LESLIE Wiles perhaps goes a little over the top in his letter regarding the Polish veterans memorial

(Letters, December 28).

I am no apologist for Communism, Russian or otherwise, but it should be born in mind that the Russian struggle against the Nazi armies was far and away the greatest of the entire Allied struggle in that theatre of war.

Losing more than 20 million people both military and civilian surely makes their contribution the most costly and certainly dwarfed that of any Allied effort, indeed of the Allied combined effort.

The denial of a place for the Poles in victory parades was not a cowardly act by Attlee and the Labour party he led, nor was it eternally shameful. Wrong, maybe, but neither cowardly nor shameful.
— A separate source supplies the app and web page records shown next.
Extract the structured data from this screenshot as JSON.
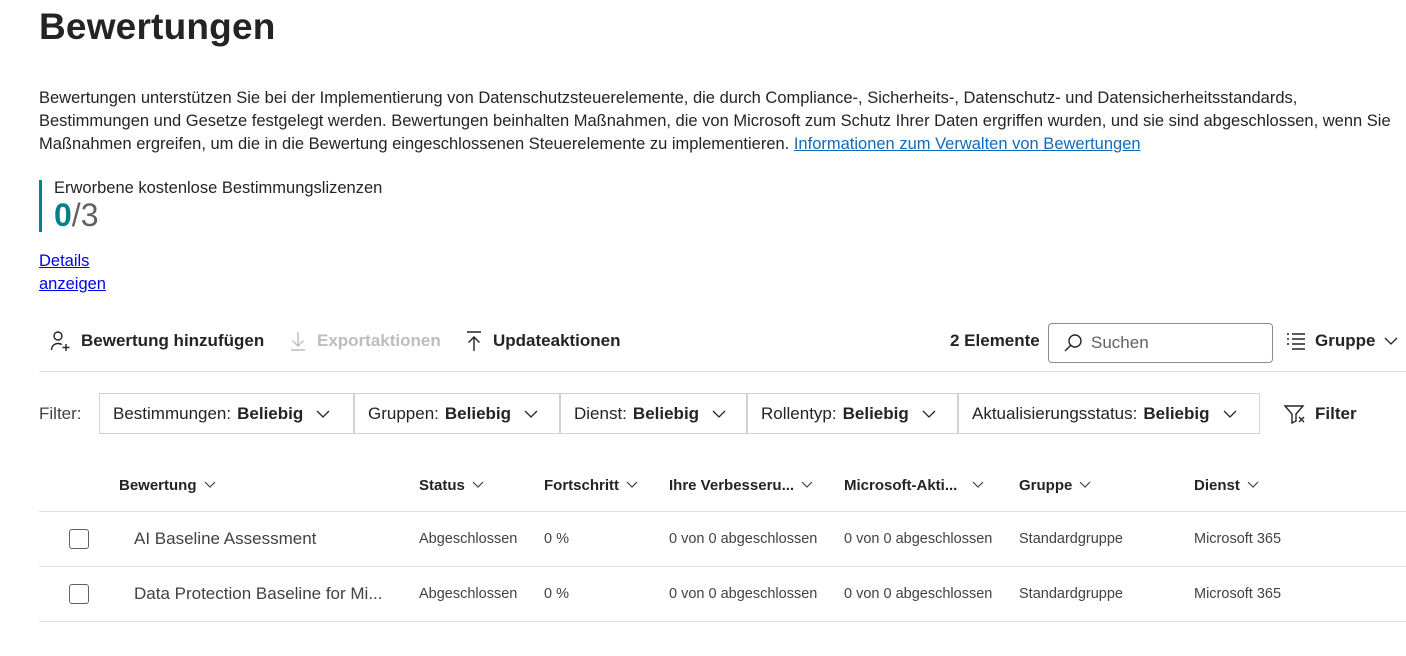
{
  "page": {
    "title": "Bewertungen",
    "description": "Bewertungen unterstützen Sie bei der Implementierung von Datenschutzsteuerelemente, die durch Compliance-, Sicherheits-, Datenschutz- und Datensicherheitsstandards, Bestimmungen und Gesetze festgelegt werden. Bewertungen beinhalten Maßnahmen, die von Microsoft zum Schutz Ihrer Daten ergriffen wurden, und sie sind abgeschlossen, wenn Sie Maßnahmen ergreifen, um die in die Bewertung eingeschlossenen Steuerelemente zu implementieren. ",
    "info_link": "Informationen zum Verwalten von Bewertungen"
  },
  "license": {
    "label": "Erworbene kostenlose Bestimmungslizenzen",
    "current": "0",
    "separator": "/",
    "total": "3",
    "accent_color": "#038387"
  },
  "details_link": "Details anzeigen",
  "toolbar": {
    "add_label": "Bewertung hinzufügen",
    "export_label": "Exportaktionen",
    "update_label": "Updateaktionen",
    "item_count": "2 Elemente",
    "search_placeholder": "Suchen",
    "group_label": "Gruppe",
    "icons": [
      "add-person-icon",
      "download-icon",
      "upload-icon",
      "search-icon",
      "group-list-icon",
      "chevron-down-icon"
    ]
  },
  "filters": {
    "label": "Filter:",
    "items": [
      {
        "name": "Bestimmungen:",
        "value": "Beliebig"
      },
      {
        "name": "Gruppen:",
        "value": "Beliebig"
      },
      {
        "name": "Dienst:",
        "value": "Beliebig"
      },
      {
        "name": "Rollentyp:",
        "value": "Beliebig"
      },
      {
        "name": "Aktualisierungsstatus:",
        "value": "Beliebig"
      }
    ],
    "filter_button": "Filter"
  },
  "table": {
    "columns": [
      "Bewertung",
      "Status",
      "Fortschritt",
      "Ihre Verbesseru...",
      "Microsoft-Akti...",
      "Gruppe",
      "Dienst"
    ],
    "rows": [
      [
        "AI Baseline Assessment",
        "Abgeschlossen",
        "0 %",
        "0 von 0 abgeschlossen",
        "0 von 0 abgeschlossen",
        "Standardgruppe",
        "Microsoft 365"
      ],
      [
        "Data Protection Baseline for Mi...",
        "Abgeschlossen",
        "0 %",
        "0 von 0 abgeschlossen",
        "0 von 0 abgeschlossen",
        "Standardgruppe",
        "Microsoft 365"
      ]
    ]
  }
}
Putting oneself in the then hapless position of our leaders after six years of enfeebling, costly and devastating war, might give one a more understanding and sympathetic view of the realities then existing.

It might be said that Mr Wiles' opinion is yet another of those sadly fashionable viewpoints emanating from a myopic re-writing of history born of the modern plague of PC ignorance.

After all, the Italians fought with the Nazis for four years, but a hell of a lot of us have holidayed there without too many qualms or criticisms.

Italian atrocities against their more primitive and helpless opponents in North and west Africa were many and well-documented.